■ **Assignment**: Every entry is to be returned exactly as it stands; the pictures are to be dropped.
┏━━
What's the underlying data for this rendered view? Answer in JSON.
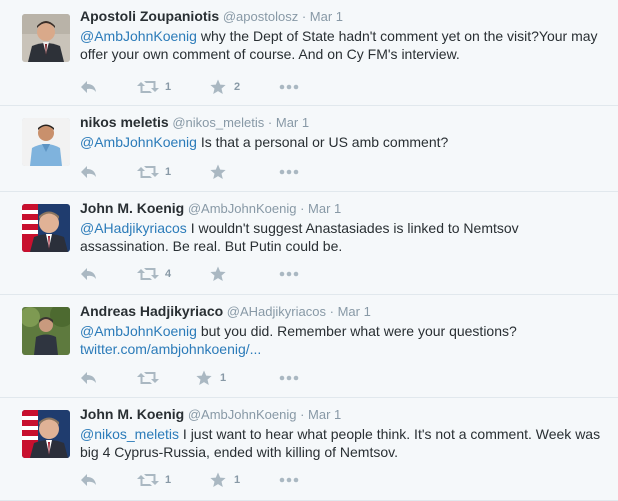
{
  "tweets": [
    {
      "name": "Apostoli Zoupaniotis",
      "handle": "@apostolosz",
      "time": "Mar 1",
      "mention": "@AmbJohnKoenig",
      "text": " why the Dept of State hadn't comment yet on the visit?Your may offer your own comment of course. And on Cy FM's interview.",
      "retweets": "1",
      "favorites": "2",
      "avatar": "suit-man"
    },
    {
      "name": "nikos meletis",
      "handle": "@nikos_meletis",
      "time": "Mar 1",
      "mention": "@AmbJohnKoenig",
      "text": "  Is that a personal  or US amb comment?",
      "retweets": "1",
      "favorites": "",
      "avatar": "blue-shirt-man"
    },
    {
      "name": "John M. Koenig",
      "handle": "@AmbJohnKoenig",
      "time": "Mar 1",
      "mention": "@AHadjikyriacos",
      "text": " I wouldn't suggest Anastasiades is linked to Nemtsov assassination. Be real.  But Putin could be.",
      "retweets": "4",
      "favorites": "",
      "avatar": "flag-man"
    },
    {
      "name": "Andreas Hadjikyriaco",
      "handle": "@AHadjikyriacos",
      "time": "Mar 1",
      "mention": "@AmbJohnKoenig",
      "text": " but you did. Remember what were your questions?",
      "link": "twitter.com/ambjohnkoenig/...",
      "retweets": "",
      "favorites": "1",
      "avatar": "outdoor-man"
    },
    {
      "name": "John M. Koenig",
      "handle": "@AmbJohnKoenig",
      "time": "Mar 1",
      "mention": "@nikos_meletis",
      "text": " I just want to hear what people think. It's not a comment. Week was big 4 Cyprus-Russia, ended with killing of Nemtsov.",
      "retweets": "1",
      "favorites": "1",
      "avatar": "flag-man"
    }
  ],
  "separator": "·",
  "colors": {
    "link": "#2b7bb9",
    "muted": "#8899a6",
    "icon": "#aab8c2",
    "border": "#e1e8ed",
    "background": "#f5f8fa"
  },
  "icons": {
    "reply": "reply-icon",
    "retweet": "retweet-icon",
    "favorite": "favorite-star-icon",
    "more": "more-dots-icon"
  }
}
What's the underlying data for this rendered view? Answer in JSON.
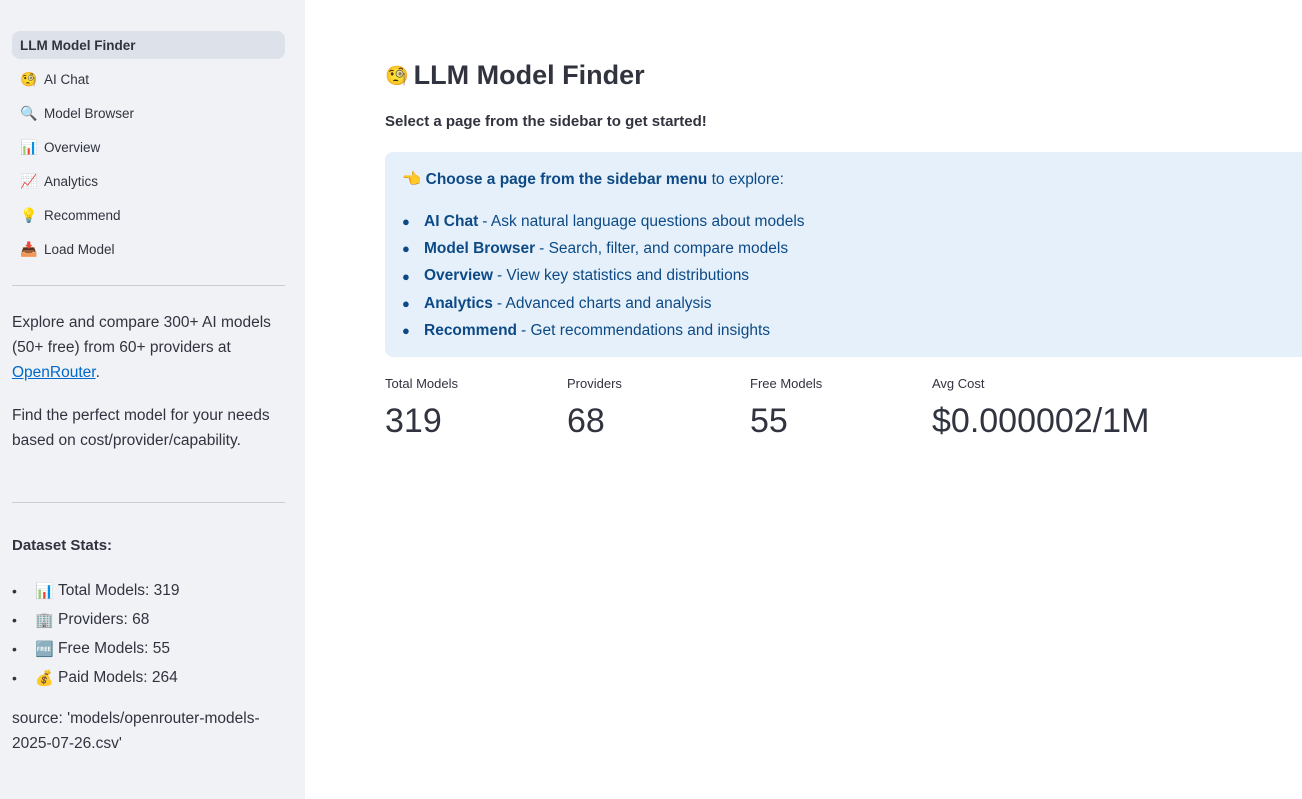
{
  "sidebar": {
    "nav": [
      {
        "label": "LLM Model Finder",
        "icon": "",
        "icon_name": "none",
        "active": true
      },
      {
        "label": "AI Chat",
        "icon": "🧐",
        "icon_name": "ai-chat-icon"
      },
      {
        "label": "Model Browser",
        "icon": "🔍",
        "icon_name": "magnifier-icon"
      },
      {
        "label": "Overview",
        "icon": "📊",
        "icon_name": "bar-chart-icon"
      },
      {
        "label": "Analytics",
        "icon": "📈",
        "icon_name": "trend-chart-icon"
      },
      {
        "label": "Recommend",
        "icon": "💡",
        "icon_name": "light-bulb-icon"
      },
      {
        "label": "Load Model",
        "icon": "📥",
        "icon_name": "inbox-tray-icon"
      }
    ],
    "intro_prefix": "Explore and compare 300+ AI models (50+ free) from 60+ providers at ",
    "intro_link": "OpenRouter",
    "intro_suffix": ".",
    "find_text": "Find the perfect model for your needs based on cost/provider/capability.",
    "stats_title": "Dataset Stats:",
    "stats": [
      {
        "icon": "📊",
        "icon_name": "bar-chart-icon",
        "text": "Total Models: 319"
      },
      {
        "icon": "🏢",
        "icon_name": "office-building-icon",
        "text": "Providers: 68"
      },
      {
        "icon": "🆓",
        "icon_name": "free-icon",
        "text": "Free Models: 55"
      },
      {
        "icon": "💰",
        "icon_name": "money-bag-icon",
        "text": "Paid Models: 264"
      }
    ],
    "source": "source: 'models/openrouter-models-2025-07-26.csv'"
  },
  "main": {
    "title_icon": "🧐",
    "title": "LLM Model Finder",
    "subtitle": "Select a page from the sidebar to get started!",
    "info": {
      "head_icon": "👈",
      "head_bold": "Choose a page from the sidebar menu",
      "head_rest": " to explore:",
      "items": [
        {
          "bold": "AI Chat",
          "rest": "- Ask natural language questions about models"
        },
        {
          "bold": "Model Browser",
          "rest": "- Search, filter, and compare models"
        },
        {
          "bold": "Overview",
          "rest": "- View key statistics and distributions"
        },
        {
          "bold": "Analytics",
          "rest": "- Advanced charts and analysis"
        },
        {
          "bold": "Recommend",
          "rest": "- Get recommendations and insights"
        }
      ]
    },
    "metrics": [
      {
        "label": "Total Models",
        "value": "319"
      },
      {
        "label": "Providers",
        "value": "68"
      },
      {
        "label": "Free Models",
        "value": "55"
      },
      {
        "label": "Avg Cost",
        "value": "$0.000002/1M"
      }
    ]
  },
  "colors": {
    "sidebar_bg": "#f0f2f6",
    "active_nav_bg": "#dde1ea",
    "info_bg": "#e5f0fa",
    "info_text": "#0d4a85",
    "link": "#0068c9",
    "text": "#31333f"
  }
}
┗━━
■ **Finished exercise**:
What's the underlying data for this rendered view? Answer in JSON.
{
  "tweets": [
    {
      "name": "Apostoli Zoupaniotis",
      "handle": "@apostolosz",
      "time": "Mar 1",
      "mention": "@AmbJohnKoenig",
      "text": " why the Dept of State hadn't comment yet on the visit?Your may offer your own comment of course. And on Cy FM's interview.",
      "retweets": "1",
      "favorites": "2",
      "avatar": "suit-man"
    },
    {
      "name": "nikos meletis",
      "handle": "@nikos_meletis",
      "time": "Mar 1",
      "mention": "@AmbJohnKoenig",
      "text": "  Is that a personal  or US amb comment?",
      "retweets": "1",
      "favorites": "",
      "avatar": "blue-shirt-man"
    },
    {
      "name": "John M. Koenig",
      "handle": "@AmbJohnKoenig",
      "time": "Mar 1",
      "mention": "@AHadjikyriacos",
      "text": " I wouldn't suggest Anastasiades is linked to Nemtsov assassination. Be real.  But Putin could be.",
      "retweets": "4",
      "favorites": "",
      "avatar": "flag-man"
    },
    {
      "name": "Andreas Hadjikyriaco",
      "handle": "@AHadjikyriacos",
      "time": "Mar 1",
      "mention": "@AmbJohnKoenig",
      "text": " but you did. Remember what were your questions?",
      "link": "twitter.com/ambjohnkoenig/...",
      "retweets": "",
      "favorites": "1",
      "avatar": "outdoor-man"
    },
    {
      "name": "John M. Koenig",
      "handle": "@AmbJohnKoenig",
      "time": "Mar 1",
      "mention": "@nikos_meletis",
      "text": " I just want to hear what people think. It's not a comment. Week was big 4 Cyprus-Russia, ended with killing of Nemtsov.",
      "retweets": "1",
      "favorites": "1",
      "avatar": "flag-man"
    }
  ],
  "separator": "·",
  "colors": {
    "link": "#2b7bb9",
    "muted": "#8899a6",
    "icon": "#aab8c2",
    "border": "#e1e8ed",
    "background": "#f5f8fa"
  },
  "icons": {
    "reply": "reply-icon",
    "retweet": "retweet-icon",
    "favorite": "favorite-star-icon",
    "more": "more-dots-icon"
  }
}
What's the underlying data for this rendered view? Answer in JSON.
{
  "sidebar": {
    "nav": [
      {
        "label": "LLM Model Finder",
        "icon": "",
        "icon_name": "none",
        "active": true
      },
      {
        "label": "AI Chat",
        "icon": "🧐",
        "icon_name": "ai-chat-icon"
      },
      {
        "label": "Model Browser",
        "icon": "🔍",
        "icon_name": "magnifier-icon"
      },
      {
        "label": "Overview",
        "icon": "📊",
        "icon_name": "bar-chart-icon"
      },
      {
        "label": "Analytics",
        "icon": "📈",
        "icon_name": "trend-chart-icon"
      },
      {
        "label": "Recommend",
        "icon": "💡",
        "icon_name": "light-bulb-icon"
      },
      {
        "label": "Load Model",
        "icon": "📥",
        "icon_name": "inbox-tray-icon"
      }
    ],
    "intro_prefix": "Explore and compare 300+ AI models (50+ free) from 60+ providers at ",
    "intro_link": "OpenRouter",
    "intro_suffix": ".",
    "find_text": "Find the perfect model for your needs based on cost/provider/capability.",
    "stats_title": "Dataset Stats:",
    "stats": [
      {
        "icon": "📊",
        "icon_name": "bar-chart-icon",
        "text": "Total Models: 319"
      },
      {
        "icon": "🏢",
        "icon_name": "office-building-icon",
        "text": "Providers: 68"
      },
      {
        "icon": "🆓",
        "icon_name": "free-icon",
        "text": "Free Models: 55"
      },
      {
        "icon": "💰",
        "icon_name": "money-bag-icon",
        "text": "Paid Models: 264"
      }
    ],
    "source": "source: 'models/openrouter-models-2025-07-26.csv'"
  },
  "main": {
    "title_icon": "🧐",
    "title": "LLM Model Finder",
    "subtitle": "Select a page from the sidebar to get started!",
    "info": {
      "head_icon": "👈",
      "head_bold": "Choose a page from the sidebar menu",
      "head_rest": " to explore:",
      "items": [
        {
          "bold": "AI Chat",
          "rest": "- Ask natural language questions about models"
        },
        {
          "bold": "Model Browser",
          "rest": "- Search, filter, and compare models"
        },
        {
          "bold": "Overview",
          "rest": "- View key statistics and distributions"
        },
        {
          "bold": "Analytics",
          "rest": "- Advanced charts and analysis"
        },
        {
          "bold": "Recommend",
          "rest": "- Get recommendations and insights"
        }
      ]
    },
    "metrics": [
      {
        "label": "Total Models",
        "value": "319"
      },
      {
        "label": "Providers",
        "value": "68"
      },
      {
        "label": "Free Models",
        "value": "55"
      },
      {
        "label": "Avg Cost",
        "value": "$0.000002/1M"
      }
    ]
  },
  "colors": {
    "sidebar_bg": "#f0f2f6",
    "active_nav_bg": "#dde1ea",
    "info_bg": "#e5f0fa",
    "info_text": "#0d4a85",
    "link": "#0068c9",
    "text": "#31333f"
  }
}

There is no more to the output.